::: THE DATA

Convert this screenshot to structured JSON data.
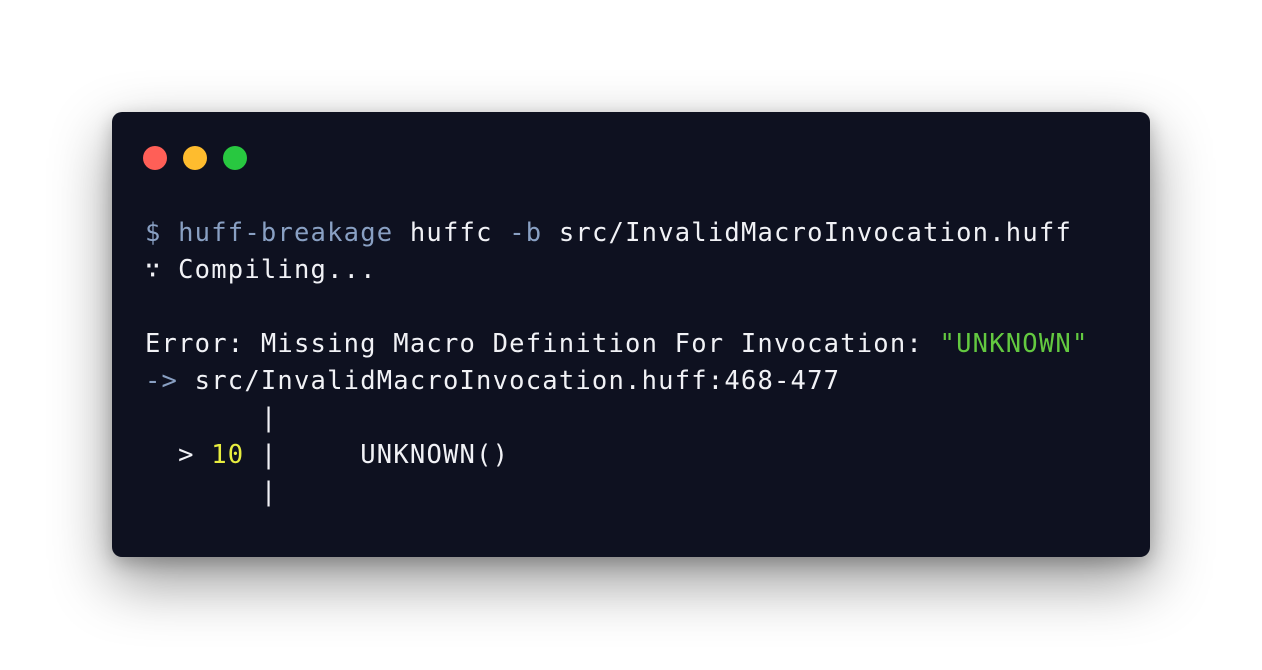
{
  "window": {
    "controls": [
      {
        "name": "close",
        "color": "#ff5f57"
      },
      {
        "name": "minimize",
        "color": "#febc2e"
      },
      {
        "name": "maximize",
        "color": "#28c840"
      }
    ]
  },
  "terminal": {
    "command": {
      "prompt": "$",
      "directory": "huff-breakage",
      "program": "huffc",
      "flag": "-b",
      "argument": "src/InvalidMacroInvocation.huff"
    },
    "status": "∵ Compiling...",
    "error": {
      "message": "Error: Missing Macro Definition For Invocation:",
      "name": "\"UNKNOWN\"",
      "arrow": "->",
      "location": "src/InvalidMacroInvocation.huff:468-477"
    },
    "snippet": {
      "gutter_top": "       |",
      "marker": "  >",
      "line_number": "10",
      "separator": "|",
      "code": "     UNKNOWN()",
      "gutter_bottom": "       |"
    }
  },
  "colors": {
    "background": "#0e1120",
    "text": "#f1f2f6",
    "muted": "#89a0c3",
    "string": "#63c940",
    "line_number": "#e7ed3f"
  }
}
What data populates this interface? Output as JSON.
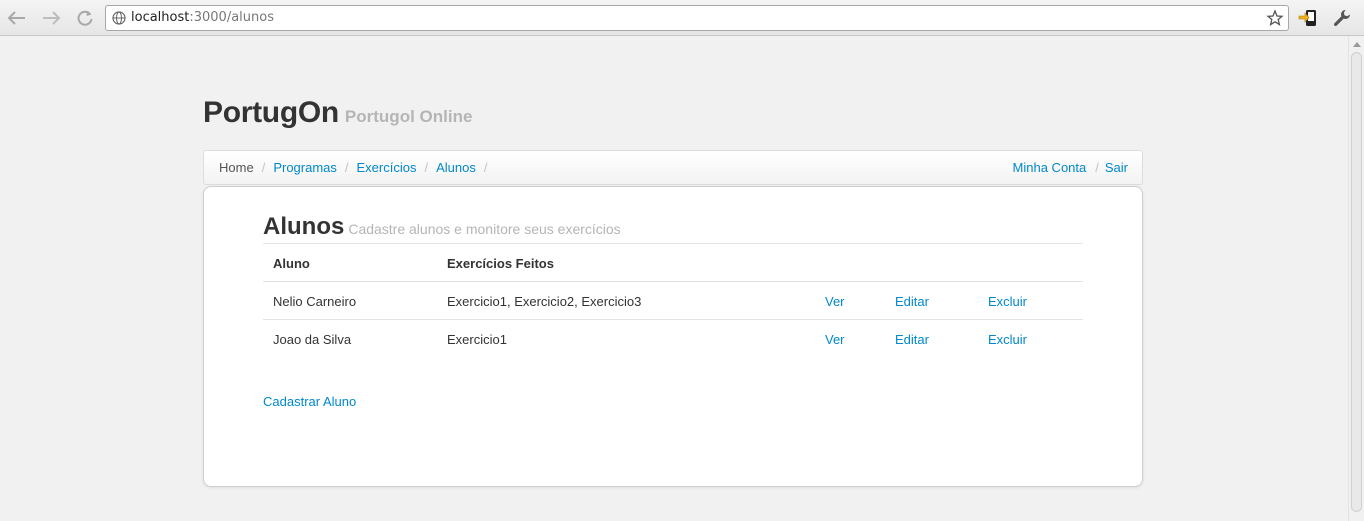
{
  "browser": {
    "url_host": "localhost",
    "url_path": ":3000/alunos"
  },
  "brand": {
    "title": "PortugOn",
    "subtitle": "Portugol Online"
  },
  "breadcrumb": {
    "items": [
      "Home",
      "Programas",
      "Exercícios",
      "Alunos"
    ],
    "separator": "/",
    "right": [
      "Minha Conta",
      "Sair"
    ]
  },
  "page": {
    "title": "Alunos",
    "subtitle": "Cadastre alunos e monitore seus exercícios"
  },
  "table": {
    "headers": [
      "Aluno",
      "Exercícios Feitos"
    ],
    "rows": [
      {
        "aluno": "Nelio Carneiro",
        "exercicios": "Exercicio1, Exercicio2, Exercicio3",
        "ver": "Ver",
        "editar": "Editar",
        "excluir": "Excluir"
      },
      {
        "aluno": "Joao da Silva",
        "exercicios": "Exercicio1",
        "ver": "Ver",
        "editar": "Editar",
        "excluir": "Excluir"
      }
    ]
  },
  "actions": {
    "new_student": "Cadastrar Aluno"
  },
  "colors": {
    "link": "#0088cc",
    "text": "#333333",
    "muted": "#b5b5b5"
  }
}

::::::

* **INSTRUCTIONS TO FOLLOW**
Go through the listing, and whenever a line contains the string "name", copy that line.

* **RESPONSE TO THIS EXERCISE**
        "name": "close",
        "name": "minimize",
        "name": "maximize",
      "name": "\"UNKNOWN\"",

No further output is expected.